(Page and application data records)
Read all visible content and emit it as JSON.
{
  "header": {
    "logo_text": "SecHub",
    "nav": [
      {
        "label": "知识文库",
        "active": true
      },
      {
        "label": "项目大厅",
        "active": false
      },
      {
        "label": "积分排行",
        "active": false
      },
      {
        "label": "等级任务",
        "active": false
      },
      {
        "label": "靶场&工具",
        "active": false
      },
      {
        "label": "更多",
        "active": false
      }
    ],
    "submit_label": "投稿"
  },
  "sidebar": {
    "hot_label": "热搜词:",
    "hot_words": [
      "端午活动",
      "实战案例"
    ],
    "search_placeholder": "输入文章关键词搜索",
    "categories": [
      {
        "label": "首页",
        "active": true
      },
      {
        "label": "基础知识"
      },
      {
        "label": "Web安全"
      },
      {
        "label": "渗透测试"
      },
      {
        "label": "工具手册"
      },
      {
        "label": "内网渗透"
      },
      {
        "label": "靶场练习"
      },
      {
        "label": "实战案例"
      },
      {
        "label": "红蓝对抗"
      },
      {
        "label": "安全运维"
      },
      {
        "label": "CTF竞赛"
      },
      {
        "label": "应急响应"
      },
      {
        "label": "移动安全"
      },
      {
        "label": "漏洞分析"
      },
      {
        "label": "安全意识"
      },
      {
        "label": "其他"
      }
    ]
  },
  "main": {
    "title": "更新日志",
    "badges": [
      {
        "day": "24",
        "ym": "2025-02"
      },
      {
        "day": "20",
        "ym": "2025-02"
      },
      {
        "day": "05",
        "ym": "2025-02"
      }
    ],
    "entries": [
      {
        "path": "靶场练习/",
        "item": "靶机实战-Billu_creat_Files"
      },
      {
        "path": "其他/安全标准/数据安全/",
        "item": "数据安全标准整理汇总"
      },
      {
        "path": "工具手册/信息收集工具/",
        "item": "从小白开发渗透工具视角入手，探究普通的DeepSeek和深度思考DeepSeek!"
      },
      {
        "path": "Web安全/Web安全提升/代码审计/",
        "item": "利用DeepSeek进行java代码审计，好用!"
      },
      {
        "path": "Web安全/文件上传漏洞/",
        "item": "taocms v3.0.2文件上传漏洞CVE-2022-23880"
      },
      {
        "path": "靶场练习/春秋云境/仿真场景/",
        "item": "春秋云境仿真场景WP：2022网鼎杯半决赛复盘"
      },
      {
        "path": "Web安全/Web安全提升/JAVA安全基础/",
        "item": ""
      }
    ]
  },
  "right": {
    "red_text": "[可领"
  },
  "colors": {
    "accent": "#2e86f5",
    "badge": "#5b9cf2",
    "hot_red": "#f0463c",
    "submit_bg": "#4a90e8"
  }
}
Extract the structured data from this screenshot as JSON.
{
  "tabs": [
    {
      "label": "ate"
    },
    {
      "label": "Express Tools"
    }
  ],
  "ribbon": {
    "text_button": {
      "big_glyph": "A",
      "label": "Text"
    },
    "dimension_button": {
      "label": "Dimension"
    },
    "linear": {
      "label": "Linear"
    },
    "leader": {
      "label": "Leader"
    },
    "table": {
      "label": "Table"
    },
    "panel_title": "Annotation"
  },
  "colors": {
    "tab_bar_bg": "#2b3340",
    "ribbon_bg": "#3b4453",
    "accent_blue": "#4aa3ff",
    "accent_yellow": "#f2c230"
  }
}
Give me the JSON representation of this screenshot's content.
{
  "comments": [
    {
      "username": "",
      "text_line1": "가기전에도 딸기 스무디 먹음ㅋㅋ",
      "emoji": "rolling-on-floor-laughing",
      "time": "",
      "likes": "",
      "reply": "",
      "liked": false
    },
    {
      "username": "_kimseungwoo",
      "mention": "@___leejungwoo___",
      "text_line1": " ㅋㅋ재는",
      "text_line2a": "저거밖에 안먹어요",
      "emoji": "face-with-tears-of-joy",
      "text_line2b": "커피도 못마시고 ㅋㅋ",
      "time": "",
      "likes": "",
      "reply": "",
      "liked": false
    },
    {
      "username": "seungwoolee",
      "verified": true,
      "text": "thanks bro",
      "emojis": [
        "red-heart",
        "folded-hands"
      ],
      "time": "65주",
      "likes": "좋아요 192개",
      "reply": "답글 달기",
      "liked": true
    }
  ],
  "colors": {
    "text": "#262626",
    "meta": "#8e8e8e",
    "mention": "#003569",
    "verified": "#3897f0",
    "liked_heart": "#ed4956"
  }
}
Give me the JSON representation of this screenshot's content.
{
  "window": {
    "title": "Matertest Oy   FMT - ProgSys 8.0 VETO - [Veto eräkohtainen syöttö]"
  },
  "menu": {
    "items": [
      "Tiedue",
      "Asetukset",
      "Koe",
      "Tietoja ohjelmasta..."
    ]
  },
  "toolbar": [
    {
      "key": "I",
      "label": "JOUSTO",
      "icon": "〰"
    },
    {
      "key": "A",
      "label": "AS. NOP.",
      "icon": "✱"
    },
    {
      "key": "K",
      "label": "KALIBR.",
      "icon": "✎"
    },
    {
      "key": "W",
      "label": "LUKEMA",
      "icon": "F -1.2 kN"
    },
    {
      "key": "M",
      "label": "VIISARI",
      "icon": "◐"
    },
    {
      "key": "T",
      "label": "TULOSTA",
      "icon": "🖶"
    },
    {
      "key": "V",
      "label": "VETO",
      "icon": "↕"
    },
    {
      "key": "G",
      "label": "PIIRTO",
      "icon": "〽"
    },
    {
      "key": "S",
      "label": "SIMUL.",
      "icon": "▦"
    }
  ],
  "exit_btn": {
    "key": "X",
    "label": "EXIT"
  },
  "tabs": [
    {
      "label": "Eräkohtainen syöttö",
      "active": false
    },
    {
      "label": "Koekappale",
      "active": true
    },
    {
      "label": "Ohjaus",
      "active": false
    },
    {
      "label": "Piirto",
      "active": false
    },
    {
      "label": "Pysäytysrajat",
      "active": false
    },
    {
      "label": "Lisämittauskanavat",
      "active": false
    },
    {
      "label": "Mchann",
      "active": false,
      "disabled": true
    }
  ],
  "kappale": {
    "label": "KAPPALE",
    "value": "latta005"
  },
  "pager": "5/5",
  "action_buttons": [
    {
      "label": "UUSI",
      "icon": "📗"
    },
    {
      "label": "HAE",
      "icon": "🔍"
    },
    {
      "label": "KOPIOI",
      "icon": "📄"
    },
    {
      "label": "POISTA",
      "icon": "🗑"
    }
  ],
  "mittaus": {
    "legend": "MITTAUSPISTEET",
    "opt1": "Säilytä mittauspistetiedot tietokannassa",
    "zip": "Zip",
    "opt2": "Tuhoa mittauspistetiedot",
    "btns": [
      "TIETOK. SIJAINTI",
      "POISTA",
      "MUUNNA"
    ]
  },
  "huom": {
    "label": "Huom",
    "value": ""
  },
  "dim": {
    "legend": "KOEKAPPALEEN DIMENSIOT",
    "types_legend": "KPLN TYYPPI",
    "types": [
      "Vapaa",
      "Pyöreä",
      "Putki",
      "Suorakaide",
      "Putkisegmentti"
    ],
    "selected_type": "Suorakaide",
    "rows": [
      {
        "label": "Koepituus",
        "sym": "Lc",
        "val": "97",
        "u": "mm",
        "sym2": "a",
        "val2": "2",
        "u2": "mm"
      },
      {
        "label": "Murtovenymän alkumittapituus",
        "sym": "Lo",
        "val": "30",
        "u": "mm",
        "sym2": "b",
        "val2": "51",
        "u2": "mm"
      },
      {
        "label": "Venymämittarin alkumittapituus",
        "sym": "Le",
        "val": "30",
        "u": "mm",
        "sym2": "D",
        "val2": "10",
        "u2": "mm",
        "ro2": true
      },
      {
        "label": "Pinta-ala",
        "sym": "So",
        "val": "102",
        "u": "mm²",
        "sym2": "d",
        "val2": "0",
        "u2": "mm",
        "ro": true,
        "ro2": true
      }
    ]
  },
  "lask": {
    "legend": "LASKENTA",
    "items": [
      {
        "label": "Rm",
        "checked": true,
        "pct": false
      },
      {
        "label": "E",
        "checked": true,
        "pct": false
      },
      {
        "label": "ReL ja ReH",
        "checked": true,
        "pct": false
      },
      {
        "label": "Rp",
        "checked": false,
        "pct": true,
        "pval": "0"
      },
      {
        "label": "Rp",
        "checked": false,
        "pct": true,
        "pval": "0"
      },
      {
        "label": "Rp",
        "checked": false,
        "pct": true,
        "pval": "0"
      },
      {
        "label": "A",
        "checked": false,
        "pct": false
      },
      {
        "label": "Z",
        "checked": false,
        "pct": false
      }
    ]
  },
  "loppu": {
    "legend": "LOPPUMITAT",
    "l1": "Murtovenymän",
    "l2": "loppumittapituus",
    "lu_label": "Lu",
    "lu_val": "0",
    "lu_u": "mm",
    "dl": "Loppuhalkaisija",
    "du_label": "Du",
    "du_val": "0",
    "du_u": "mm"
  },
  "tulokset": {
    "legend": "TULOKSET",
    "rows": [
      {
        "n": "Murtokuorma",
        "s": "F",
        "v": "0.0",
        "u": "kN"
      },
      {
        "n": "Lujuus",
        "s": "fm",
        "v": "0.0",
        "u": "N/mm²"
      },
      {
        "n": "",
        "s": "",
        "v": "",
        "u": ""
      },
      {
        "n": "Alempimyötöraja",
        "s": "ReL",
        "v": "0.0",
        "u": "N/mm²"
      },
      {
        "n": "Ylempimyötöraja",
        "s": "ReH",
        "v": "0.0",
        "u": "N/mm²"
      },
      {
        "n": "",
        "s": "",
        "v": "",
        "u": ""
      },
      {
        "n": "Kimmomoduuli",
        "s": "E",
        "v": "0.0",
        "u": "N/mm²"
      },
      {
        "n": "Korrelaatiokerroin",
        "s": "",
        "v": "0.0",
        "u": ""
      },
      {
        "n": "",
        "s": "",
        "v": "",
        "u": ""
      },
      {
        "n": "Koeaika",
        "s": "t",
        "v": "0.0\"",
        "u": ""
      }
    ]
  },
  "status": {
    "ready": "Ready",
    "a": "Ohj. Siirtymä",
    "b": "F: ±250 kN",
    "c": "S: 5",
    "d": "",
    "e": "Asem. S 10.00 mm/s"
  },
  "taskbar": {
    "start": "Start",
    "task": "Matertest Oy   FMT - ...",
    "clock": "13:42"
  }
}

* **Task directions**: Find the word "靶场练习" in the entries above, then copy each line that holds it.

* **Response**:
        "label": "靶场练习"
        "path": "靶场练习/",
        "path": "靶场练习/春秋云境/仿真场景/",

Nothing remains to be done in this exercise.